Various fine-tuning features such as the Separation wheel let you fine-tune the grouping of samples, and while running the plug-in, the sample being currently played has its box highlighted, which makes things far easier to understand.
Drumagog's third page is Ghost Notes, where you can add extra notes to your groove by selecting one of various patterns comprising grooves, fills, rolls, and double bass-drum hits. As long as your track has a steady beat, its tempo can be extracted and the Lock LED will illuminate, or you enter its tempo manually. Once locked, the extra beats can be added at any overall level, with user-defined level randomness. A Manual mode lets you activate the ghost notes only when you click on the large Engage button for spot effects, and with a little care it proved possible to achieve some very useful effects ranging from the odd extra thwack to jazz-style noodling between the beats.
Apart from various functions available in the Pro version only (see box, above), the Advanced page also contains the Dynamic Tracking, Stealth Response and Crossfade controls mentioned previously, while Polyphony can be set to 2, 4, 8, 16 (the default setting), 32 or 256 voices, or Choke. The latter is more suitable for cymbals, while the other settings are a trade off between increased CPU overhead and audible note-robbing, and can cope with anything from simple drum parts to fast rolls. As a guide, with the default settings Drumagog consumed a modest 9 percent of my Pentium III 1GHz processor power.
Although with care it's possible to use Drumagog on a single stereo drum kit track, it's far easier to launch separate instances for individual drum tracks, to optimise tracking. When you work like this, the various Auto Ducking controls help you to automatically drop levels in other channels when triggering occurs. In the Advanced page you can set Auto Ducking to Off, Send or Receive, while a Ducking LED shows when a received signal has ducked your drum by the desired amount. Six groups are provided so that you can link multiple track pairs.
I was very impressed by Drumagog, particularly after I'd worked with it for some time. Casual users will find it very easy for quick pre-recorded drum replacement, largely using the default settings, but after I'd perfected the use of the various tracking controls I found many other intriguing avenues to explore. You can even trigger Drumagog from a MIDI track if you assign it to a soft synth and then insert it as an effect.

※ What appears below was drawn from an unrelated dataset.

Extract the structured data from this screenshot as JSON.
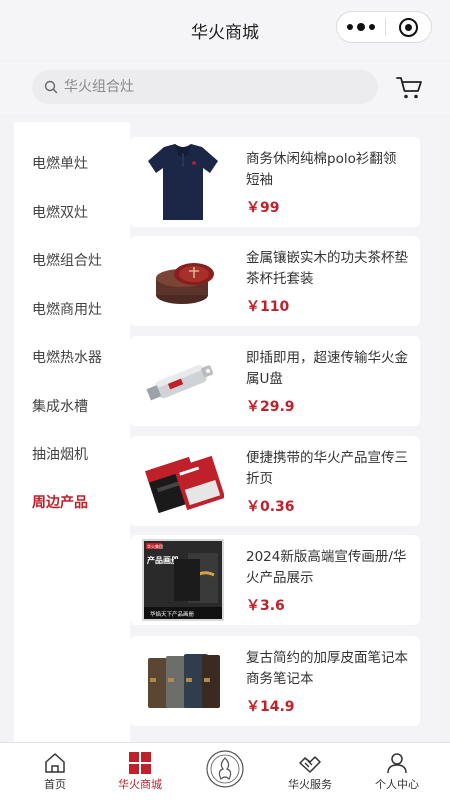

The only thing to watch out for is that, like any plug-in that uses a volume-tracking algorithm, it has a slight latency. The default for DrumagogBasic is just 3.6ms, plus an additional 0.6ms if you activate Stealth Mode. This is a subtle shift, but if you want to correct for it, it should be easy to move the treated tracks forward by exactly this amount in your sequencer.
The current library includes a wide range of good drum sounds, but I'd like to see plenty more crash and ride cymbals, as well as some ethnic percussion, which should really work well with some of the Ghost Notes options. However, I found importing samples and creating my own GOG files fairly easy, so this isn't much of a restriction.
Drumagog is an ideal tool when you want to spice up or reinforce existing drum recordings with new samples but retain their original feel, and it's capable of seamless and professional results. This makes it ideal for remixing and for cleaning up old multitrack recordings, or you could use it in a more experimental way, to trigger completely unrelated samples or MIDI sounds (in the Pro version). It's good to see that innovation is still alive and kicking!
DrumagogBasic $99; DrumagogPro $269.